Focusing on spiritual, emotional and psychological well-being is in direct balance with your physical well-being. When one is neglected, the others topple one by one like dominoes. Our life can remain balanced and work in a perfect loop of cause and effect. If we don’t get enough sleep one night, we feel it the next day. The food we eat can very easily stimulate low mood and generally fool us into believing we are in a constant state of what we believe to be depression or anxiety. Our physiological state is working as a result of the foods we eat and hormones in the body. It is vital we acknowledge the difference between grieving and low mood that is a result of our bad lifestyle.
– Take up a non-competitive sport that you enjoy
– Go for morning runs to clear your mind
– Cut out coffee/sugar to avoid sugar highs and lows and the build up of anxiety
8. Do not suppress your emotions
Psychologist Frieda Bernbaum, a PhD research psychologist and expert on depression, discusses the idea of feeling anger to be a far healthier emotion for us when experiencing grief, as it stimulates outward expression as opposed to inward fatigue, thus preventing symptoms of depression from forming. Bernbaum goes on to say how numbness helps with devastation and allows for the person to make plans for the future, to make sure we are not going to fall apart during this process.
Don’t block the emotions you’re feeling, but understand them. The sadness we feel from any kind of loss inside won’t subside completely, and it never will, but why must we associate and attach negative sensations to a very large portion of what life and living entails? We hurt because we love, perhaps if we didn’t know what the sensations of love felt like we wouldn’t hurt as much and what more of a loss that would be, to not be able to feel anything at all. If it feels unbearable or painful at times cry through it and then enjoy that sometimes you may feel content and even happy with your company, or circumstances for that time, and that is also a mercy granted by Allah .
When Prophet Muhammad’s son Ibrahim died, Abdul-Rahman Ibn ‘Auf said:
“O Allah’s Apostle, even you are weeping!” He said, “O Ibn ‘Auf, this is mercy.” Then he wept more and said, “The eyes are shedding tears and the heart is grieved, and we will not say except what pleases our Lord, O Ibrahim! Indeed we are grieved by your separation” [Sahih Al-Bukhari].
9. Make Qur’an your oxygen
I was added to a Whatsapp group at the start of this year whereby women from all over the country and globe are able to update it every time they complete the set pages of Qur’an for the day. The beauty is in seeing strangers from all over send “Done, Alhamdulillah” throughout the day, spurring others to follow suit and read the Qur’an and its translation and/or tafsir.

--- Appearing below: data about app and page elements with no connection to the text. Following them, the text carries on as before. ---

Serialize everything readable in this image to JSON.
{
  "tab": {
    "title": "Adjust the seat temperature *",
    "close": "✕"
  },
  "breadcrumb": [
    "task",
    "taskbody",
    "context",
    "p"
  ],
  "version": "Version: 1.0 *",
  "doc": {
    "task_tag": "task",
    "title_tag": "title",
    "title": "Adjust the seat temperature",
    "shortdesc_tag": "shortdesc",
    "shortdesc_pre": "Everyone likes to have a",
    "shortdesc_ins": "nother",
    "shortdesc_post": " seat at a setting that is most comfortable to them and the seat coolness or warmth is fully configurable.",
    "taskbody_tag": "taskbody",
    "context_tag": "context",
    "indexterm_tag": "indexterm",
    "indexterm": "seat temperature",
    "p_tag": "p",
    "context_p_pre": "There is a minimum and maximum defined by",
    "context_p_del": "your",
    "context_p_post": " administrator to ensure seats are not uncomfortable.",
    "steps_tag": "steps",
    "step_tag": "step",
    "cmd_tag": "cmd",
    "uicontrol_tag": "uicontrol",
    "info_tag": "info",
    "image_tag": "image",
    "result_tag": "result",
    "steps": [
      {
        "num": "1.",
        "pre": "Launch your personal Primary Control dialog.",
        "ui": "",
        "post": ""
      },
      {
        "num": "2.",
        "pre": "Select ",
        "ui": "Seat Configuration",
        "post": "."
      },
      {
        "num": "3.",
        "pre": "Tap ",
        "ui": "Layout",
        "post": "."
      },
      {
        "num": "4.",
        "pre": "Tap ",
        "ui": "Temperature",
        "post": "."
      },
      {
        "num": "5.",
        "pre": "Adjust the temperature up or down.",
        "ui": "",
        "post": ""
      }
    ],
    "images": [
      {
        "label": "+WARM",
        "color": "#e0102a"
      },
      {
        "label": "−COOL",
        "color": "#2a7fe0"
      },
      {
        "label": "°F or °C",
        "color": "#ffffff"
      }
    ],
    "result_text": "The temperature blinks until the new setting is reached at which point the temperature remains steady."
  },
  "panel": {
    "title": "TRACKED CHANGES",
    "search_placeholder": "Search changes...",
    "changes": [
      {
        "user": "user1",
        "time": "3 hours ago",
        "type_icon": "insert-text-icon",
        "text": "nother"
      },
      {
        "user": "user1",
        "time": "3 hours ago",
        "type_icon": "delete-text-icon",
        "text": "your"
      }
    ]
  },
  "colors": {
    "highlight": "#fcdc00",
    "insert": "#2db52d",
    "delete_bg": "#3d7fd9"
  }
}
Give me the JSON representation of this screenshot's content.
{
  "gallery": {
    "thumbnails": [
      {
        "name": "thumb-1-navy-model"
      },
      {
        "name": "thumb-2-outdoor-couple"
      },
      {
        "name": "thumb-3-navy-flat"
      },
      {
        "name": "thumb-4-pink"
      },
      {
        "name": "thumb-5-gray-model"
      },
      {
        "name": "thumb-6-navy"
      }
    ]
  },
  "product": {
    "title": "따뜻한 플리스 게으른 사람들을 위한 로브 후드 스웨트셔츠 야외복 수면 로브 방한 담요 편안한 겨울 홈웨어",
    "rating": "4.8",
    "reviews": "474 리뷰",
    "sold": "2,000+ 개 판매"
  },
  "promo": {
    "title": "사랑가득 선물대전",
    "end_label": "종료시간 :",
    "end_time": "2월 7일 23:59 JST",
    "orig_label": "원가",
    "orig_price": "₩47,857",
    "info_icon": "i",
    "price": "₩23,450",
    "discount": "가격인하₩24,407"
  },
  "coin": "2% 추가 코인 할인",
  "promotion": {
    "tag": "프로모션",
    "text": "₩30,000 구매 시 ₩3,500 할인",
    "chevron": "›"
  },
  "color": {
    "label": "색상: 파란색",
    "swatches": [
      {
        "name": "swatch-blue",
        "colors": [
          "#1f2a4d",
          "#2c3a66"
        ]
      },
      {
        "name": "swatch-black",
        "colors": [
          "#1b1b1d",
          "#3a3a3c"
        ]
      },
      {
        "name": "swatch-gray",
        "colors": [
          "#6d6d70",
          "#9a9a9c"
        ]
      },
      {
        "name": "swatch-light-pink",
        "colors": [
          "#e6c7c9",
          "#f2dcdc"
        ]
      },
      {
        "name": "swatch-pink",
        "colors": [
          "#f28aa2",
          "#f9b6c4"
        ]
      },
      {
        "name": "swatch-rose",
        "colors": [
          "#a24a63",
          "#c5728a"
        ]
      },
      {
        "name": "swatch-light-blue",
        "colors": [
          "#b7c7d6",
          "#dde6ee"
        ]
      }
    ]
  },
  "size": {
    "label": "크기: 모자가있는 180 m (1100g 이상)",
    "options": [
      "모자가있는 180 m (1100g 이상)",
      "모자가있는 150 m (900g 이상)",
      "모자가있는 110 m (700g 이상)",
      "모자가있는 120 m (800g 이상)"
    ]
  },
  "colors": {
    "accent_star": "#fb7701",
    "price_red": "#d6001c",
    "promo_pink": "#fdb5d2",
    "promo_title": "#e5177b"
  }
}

It became my favourite part of the day.
The Qur’an is magical – almost fairy tale-like – in how it is tailored to you, your problems and your personality. It makes you feel like you are heard and it makes you feel special – as if you’re the only one experiencing what you are experiencing. The words speak to me at my exact time of need. I feel Allah speaking directly to me. He answers my prayers and questions about life and after death with every lecture I watch or every ayah I read in the Qur’an. It is only faith in the darkest of moments that enables us to forget the paralysing pain and trust the prosperous plan. The hadith and Qur’an serve not only as spiritual lifelines, but also a practical life book providing guidance on how to handle the good moments and the bad.